> **Your assignment**
Copy out the entries that follow exactly, leaving every picture behind.

[Interface dataset entries]
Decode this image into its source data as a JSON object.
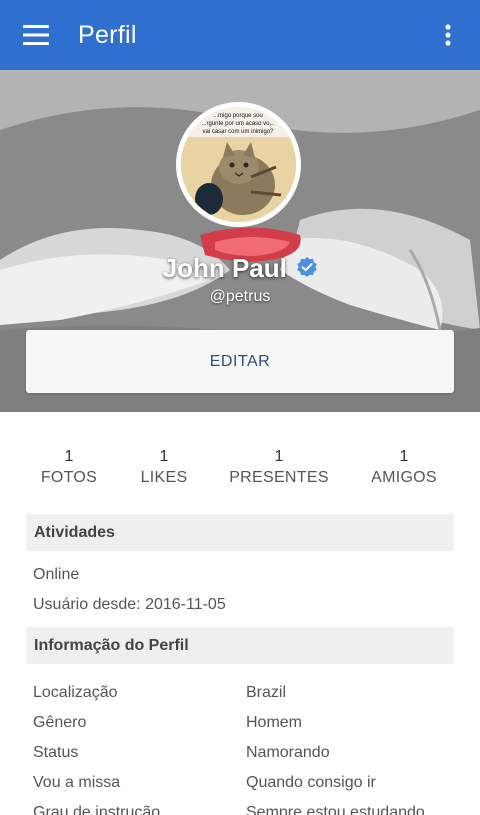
{
  "appbar": {
    "title": "Perfil",
    "color": "#2f6fd0"
  },
  "profile": {
    "name": "John Paul",
    "handle": "@petrus",
    "avatar_caption": "...migo porque sou ...rgunte por um acaso vo... vai casar com um inimigo?",
    "edit_label": "EDITAR"
  },
  "stats": [
    {
      "value": "1",
      "label": "FOTOS"
    },
    {
      "value": "1",
      "label": "LIKES"
    },
    {
      "value": "1",
      "label": "PRESENTES"
    },
    {
      "value": "1",
      "label": "AMIGOS"
    }
  ],
  "activities": {
    "title": "Atividades",
    "status": "Online",
    "member_since": "Usuário desde: 2016-11-05"
  },
  "profile_info": {
    "title": "Informação do Perfil",
    "rows": [
      {
        "key": "Localização",
        "value": "Brazil"
      },
      {
        "key": "Gênero",
        "value": "Homem"
      },
      {
        "key": "Status",
        "value": "Namorando"
      },
      {
        "key": "Vou a missa",
        "value": "Quando consigo ir"
      },
      {
        "key": "Grau de instrução",
        "value": "Sempre estou estudando"
      }
    ]
  },
  "icons": {
    "menu": "hamburger-menu-icon",
    "more": "more-vertical-icon",
    "verified": "verified-badge-icon"
  }
}
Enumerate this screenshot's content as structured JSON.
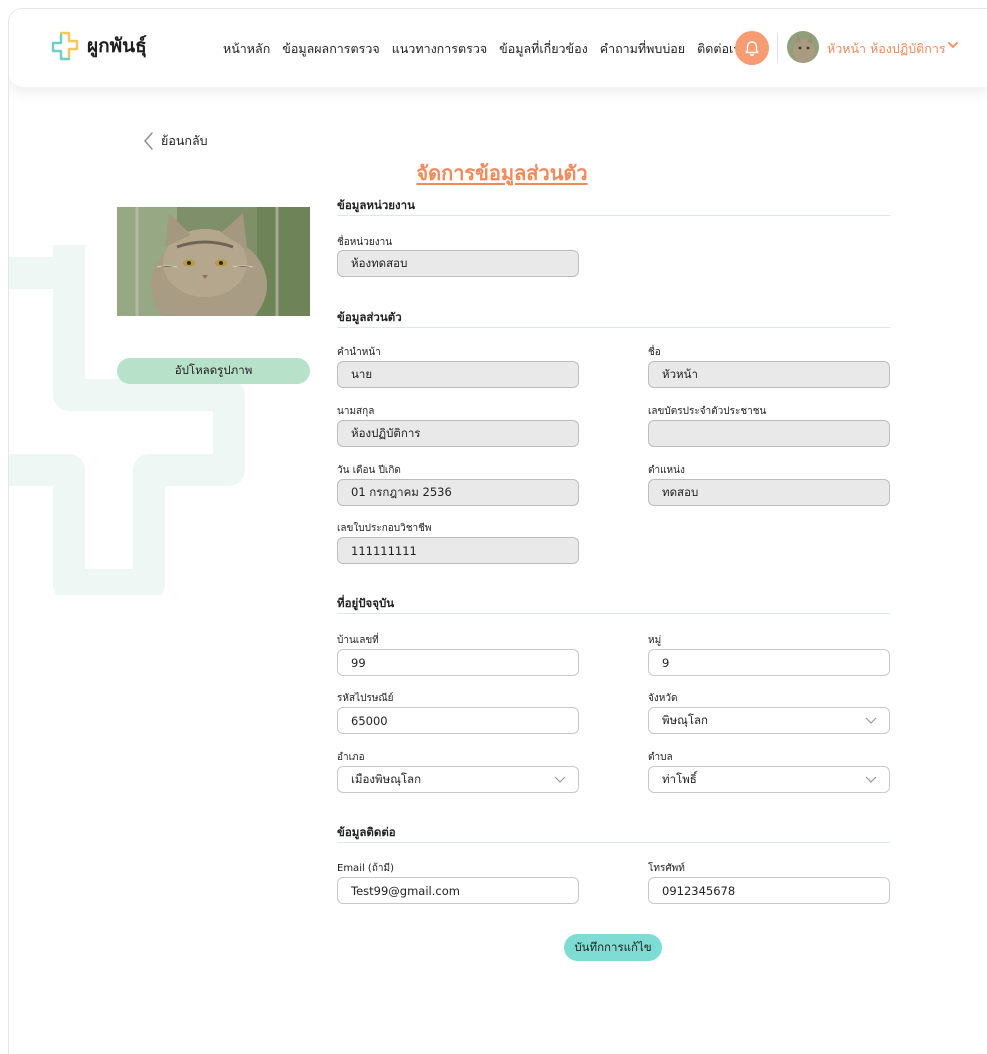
{
  "brand": {
    "name": "ผูกพันธุ์"
  },
  "nav": [
    "หน้าหลัก",
    "ข้อมูลผลการตรวจ",
    "แนวทางการตรวจ",
    "ข้อมูลที่เกี่ยวข้อง",
    "คำถามที่พบบ่อย",
    "ติดต่อเรา"
  ],
  "user": {
    "name": "หัวหน้า ห้องปฏิบัติการ"
  },
  "back_label": "ย้อนกลับ",
  "page_title": "จัดการข้อมูลส่วนตัว",
  "upload_label": "อัปโหลดรูปภาพ",
  "sections": {
    "unit": "ข้อมูลหน่วยงาน",
    "personal": "ข้อมูลส่วนตัว",
    "address": "ที่อยู่ปัจจุบัน",
    "contact": "ข้อมูลติดต่อ"
  },
  "fields": {
    "unit_name": {
      "label": "ชื่อหน่วยงาน",
      "value": "ห้องทดสอบ"
    },
    "prefix": {
      "label": "คำนำหน้า",
      "value": "นาย"
    },
    "first_name": {
      "label": "ชื่อ",
      "value": "หัวหน้า"
    },
    "last_name": {
      "label": "นามสกุล",
      "value": "ห้องปฏิบัติการ"
    },
    "id_card": {
      "label": "เลขบัตรประจำตัวประชาชน",
      "value": ""
    },
    "birth_date": {
      "label": "วัน เดือน ปีเกิด",
      "value": "01 กรกฎาคม 2536"
    },
    "position": {
      "label": "ตำแหน่ง",
      "value": "ทดสอบ"
    },
    "license": {
      "label": "เลขใบประกอบวิชาชีพ",
      "value": "111111111"
    },
    "house_no": {
      "label": "บ้านเลขที่",
      "value": "99"
    },
    "moo": {
      "label": "หมู่",
      "value": "9"
    },
    "postcode": {
      "label": "รหัสไปรษณีย์",
      "value": "65000"
    },
    "province": {
      "label": "จังหวัด",
      "value": "พิษณุโลก"
    },
    "district": {
      "label": "อำเภอ",
      "value": "เมืองพิษณุโลก"
    },
    "subdistrict": {
      "label": "ตำบล",
      "value": "ท่าโพธิ์"
    },
    "email": {
      "label": "Email (ถ้ามี)",
      "value": "Test99@gmail.com"
    },
    "phone": {
      "label": "โทรศัพท์",
      "value": "0912345678"
    }
  },
  "save_label": "บันทึกการแก้ไข",
  "colors": {
    "accent": "#f08a5d",
    "bell": "#f79b73",
    "upload": "#b7e1c9",
    "save": "#7fdcd4",
    "readonly": "#e9e9e9"
  },
  "icons": {
    "bell": "bell-icon",
    "back": "chevron-left-icon",
    "dropdown": "chevron-down-icon"
  }
}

> **Solution to the exercise**
Decode this image into its source data as a JSON object.
{
  "appbar": {
    "title": "Perfil",
    "color": "#2f6fd0"
  },
  "profile": {
    "name": "John Paul",
    "handle": "@petrus",
    "avatar_caption": "...migo porque sou ...rgunte por um acaso vo... vai casar com um inimigo?",
    "edit_label": "EDITAR"
  },
  "stats": [
    {
      "value": "1",
      "label": "FOTOS"
    },
    {
      "value": "1",
      "label": "LIKES"
    },
    {
      "value": "1",
      "label": "PRESENTES"
    },
    {
      "value": "1",
      "label": "AMIGOS"
    }
  ],
  "activities": {
    "title": "Atividades",
    "status": "Online",
    "member_since": "Usuário desde: 2016-11-05"
  },
  "profile_info": {
    "title": "Informação do Perfil",
    "rows": [
      {
        "key": "Localização",
        "value": "Brazil"
      },
      {
        "key": "Gênero",
        "value": "Homem"
      },
      {
        "key": "Status",
        "value": "Namorando"
      },
      {
        "key": "Vou a missa",
        "value": "Quando consigo ir"
      },
      {
        "key": "Grau de instrução",
        "value": "Sempre estou estudando"
      }
    ]
  },
  "icons": {
    "menu": "hamburger-menu-icon",
    "more": "more-vertical-icon",
    "verified": "verified-badge-icon"
  }
}
Enumerate this screenshot's content as structured JSON.
{
  "brand": {
    "name": "ผูกพันธุ์"
  },
  "nav": [
    "หน้าหลัก",
    "ข้อมูลผลการตรวจ",
    "แนวทางการตรวจ",
    "ข้อมูลที่เกี่ยวข้อง",
    "คำถามที่พบบ่อย",
    "ติดต่อเรา"
  ],
  "user": {
    "name": "หัวหน้า ห้องปฏิบัติการ"
  },
  "back_label": "ย้อนกลับ",
  "page_title": "จัดการข้อมูลส่วนตัว",
  "upload_label": "อัปโหลดรูปภาพ",
  "sections": {
    "unit": "ข้อมูลหน่วยงาน",
    "personal": "ข้อมูลส่วนตัว",
    "address": "ที่อยู่ปัจจุบัน",
    "contact": "ข้อมูลติดต่อ"
  },
  "fields": {
    "unit_name": {
      "label": "ชื่อหน่วยงาน",
      "value": "ห้องทดสอบ"
    },
    "prefix": {
      "label": "คำนำหน้า",
      "value": "นาย"
    },
    "first_name": {
      "label": "ชื่อ",
      "value": "หัวหน้า"
    },
    "last_name": {
      "label": "นามสกุล",
      "value": "ห้องปฏิบัติการ"
    },
    "id_card": {
      "label": "เลขบัตรประจำตัวประชาชน",
      "value": ""
    },
    "birth_date": {
      "label": "วัน เดือน ปีเกิด",
      "value": "01 กรกฎาคม 2536"
    },
    "position": {
      "label": "ตำแหน่ง",
      "value": "ทดสอบ"
    },
    "license": {
      "label": "เลขใบประกอบวิชาชีพ",
      "value": "111111111"
    },
    "house_no": {
      "label": "บ้านเลขที่",
      "value": "99"
    },
    "moo": {
      "label": "หมู่",
      "value": "9"
    },
    "postcode": {
      "label": "รหัสไปรษณีย์",
      "value": "65000"
    },
    "province": {
      "label": "จังหวัด",
      "value": "พิษณุโลก"
    },
    "district": {
      "label": "อำเภอ",
      "value": "เมืองพิษณุโลก"
    },
    "subdistrict": {
      "label": "ตำบล",
      "value": "ท่าโพธิ์"
    },
    "email": {
      "label": "Email (ถ้ามี)",
      "value": "Test99@gmail.com"
    },
    "phone": {
      "label": "โทรศัพท์",
      "value": "0912345678"
    }
  },
  "save_label": "บันทึกการแก้ไข",
  "colors": {
    "accent": "#f08a5d",
    "bell": "#f79b73",
    "upload": "#b7e1c9",
    "save": "#7fdcd4",
    "readonly": "#e9e9e9"
  },
  "icons": {
    "bell": "bell-icon",
    "back": "chevron-left-icon",
    "dropdown": "chevron-down-icon"
  }
}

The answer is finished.